In 1948, the Empire Windrush arrived in Essex, London, carrying 492 Jamaican immigrants who were recruited by the British government to help rebuild the economy after WWII. In her debut novel, Louise Hare tells a fictional story about young love, prejudice, and home. Recent immigrant Lawrie Matthews works as a postman by day and a jazz musician by night. In between, he makes time to woo the girl next door. When Lawrie discovers something terrible on his way to work one day, he becomes the number one suspect, despite all evidence to the contrary. The community turns against him in a show of xenophobia and racism; his hopes seem all but dashed. His friends want to help but fear getting wrapped up in danger themselves, leaving it up to Lawrie's love interest to step in. Hare writes a mystery wrapped in a romance, with vibrant historical detail.
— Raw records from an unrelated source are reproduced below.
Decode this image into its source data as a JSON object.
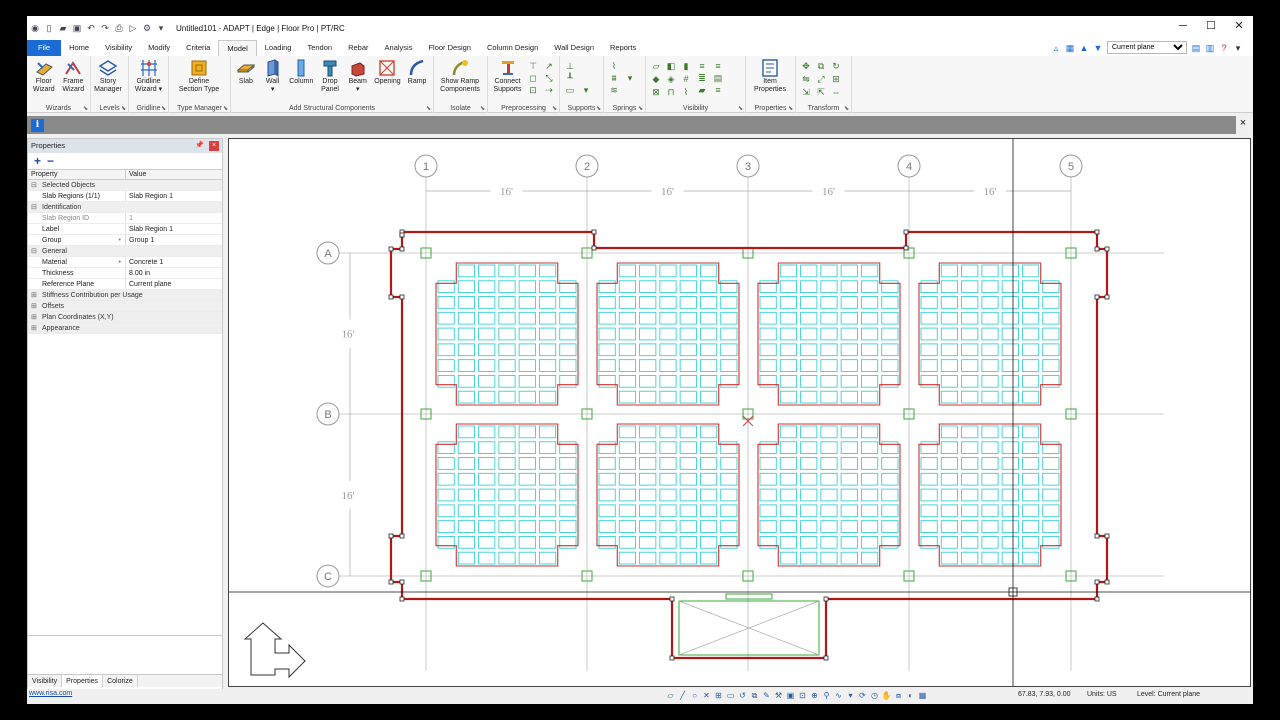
{
  "window": {
    "title": "Untitled101 - ADAPT | Edge | Floor Pro | PT/RC",
    "minimize": "─",
    "maximize": "☐",
    "close": "✕"
  },
  "menu_tabs": [
    {
      "label": "File",
      "kind": "file"
    },
    {
      "label": "Home"
    },
    {
      "label": "Visibility"
    },
    {
      "label": "Modify"
    },
    {
      "label": "Criteria"
    },
    {
      "label": "Model",
      "active": true
    },
    {
      "label": "Loading"
    },
    {
      "label": "Tendon"
    },
    {
      "label": "Rebar"
    },
    {
      "label": "Analysis"
    },
    {
      "label": "Floor Design"
    },
    {
      "label": "Column Design"
    },
    {
      "label": "Wall Design"
    },
    {
      "label": "Reports"
    }
  ],
  "plane_selector": {
    "value": "Current plane"
  },
  "ribbon": {
    "wizards": {
      "label": "Wizards",
      "buttons": [
        "Floor\nWizard",
        "Frame\nWizard"
      ]
    },
    "levels": {
      "label": "Levels",
      "buttons": [
        "Story\nManager"
      ]
    },
    "gridline": {
      "label": "Gridline",
      "buttons": [
        "Gridline\nWizard ▾"
      ]
    },
    "type_manager": {
      "label": "Type Manager",
      "buttons": [
        "Define\nSection Type"
      ]
    },
    "structural": {
      "label": "Add Structural Components",
      "buttons": [
        "Slab",
        "Wall\n▾",
        "Column",
        "Drop\nPanel",
        "Beam\n▾",
        "Opening",
        "Ramp"
      ]
    },
    "isolate": {
      "label": "Isolate",
      "buttons": [
        "Show Ramp\nComponents"
      ]
    },
    "preprocessing": {
      "label": "Preprocessing",
      "buttons": [
        "Connect\nSupports"
      ]
    },
    "supports": {
      "label": "Supports"
    },
    "springs": {
      "label": "Springs"
    },
    "visibility": {
      "label": "Visibility"
    },
    "properties": {
      "label": "Properties",
      "buttons": [
        "Item\nProperties"
      ]
    },
    "transform": {
      "label": "Transform"
    }
  },
  "info_bar": {
    "icon": "i",
    "close": "×"
  },
  "properties_panel": {
    "title": "Properties",
    "pin": "📌",
    "close": "×",
    "add": "+",
    "remove": "−",
    "columns": {
      "property": "Property",
      "value": "Value"
    },
    "rows": [
      {
        "kind": "cat",
        "key": "Selected Objects"
      },
      {
        "key": "Slab Regions (1/1)",
        "value": "Slab Region 1"
      },
      {
        "kind": "cat",
        "key": "Identification"
      },
      {
        "key": "Slab Region ID",
        "value": "1",
        "dim": true
      },
      {
        "key": "Label",
        "value": "Slab Region 1"
      },
      {
        "key": "Group",
        "value": "Group 1",
        "dot": true
      },
      {
        "kind": "cat",
        "key": "General"
      },
      {
        "key": "Material",
        "value": "Concrete 1",
        "dot": true
      },
      {
        "key": "Thickness",
        "value": "8.00 in"
      },
      {
        "key": "Reference Plane",
        "value": "Current plane"
      },
      {
        "kind": "cat",
        "key": "Stiffness Contribution per Usage",
        "closed": true
      },
      {
        "kind": "cat",
        "key": "Offsets",
        "closed": true
      },
      {
        "kind": "cat",
        "key": "Plan Coordinates (X,Y)",
        "closed": true
      },
      {
        "kind": "cat",
        "key": "Appearance",
        "closed": true
      }
    ],
    "bottom_tabs": [
      "Visibility",
      "Properties",
      "Colorize"
    ]
  },
  "canvas": {
    "gridlines_x": [
      "1",
      "2",
      "3",
      "4",
      "5"
    ],
    "gridlines_y": [
      "A",
      "B",
      "C"
    ],
    "dim_x": [
      "16'",
      "16'",
      "16'",
      "16'"
    ],
    "dim_y": [
      "16'",
      "16'"
    ],
    "colors": {
      "slab": "#b01818",
      "drop": "#d03030",
      "rib": "#36d0d8",
      "support": "#3aa83a",
      "grid": "#bbbbbb",
      "cursor": "#111111"
    }
  },
  "status_bar": {
    "link": "www.risa.com",
    "coords": "67.83, 7.93, 0.00",
    "units": "Units: US",
    "level": "Level: Current plane"
  }
}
An atmospheric and utterly compelling debut novel about a Jamaican immigrant living in postwar London, This Lovely City shows that new arrivals have always been the prime suspects ― but that even in the face of anger and fear, there is always hope.
London, 1950. With the war over and London still rebuilding, jazz musician Lawrie Matthews has answered England’s call for labour. Arriving from Jamaica aboard the Empire Windrush, he’s rented a tiny room in south London and fallen in love with the girl next door.
Playing in Soho’s jazz clubs by night and pacing the streets as a postman by day, Lawrie has poured his heart into his new home ― and it’s alive with possibility. Until one morning, while crossing a misty common, he makes a terrible discovery.
As the local community rallies, fingers of blame point at those who were recently welcomed with open arms. And before long, London’s newest arrivals become the prime suspects in a tragedy that threatens to tear the city apart. Immersive, poignant, and utterly compelling, Louise Hare’s debut examines the complexities of love and belonging, and teaches us that even in the face of anger and fear, there is always hope.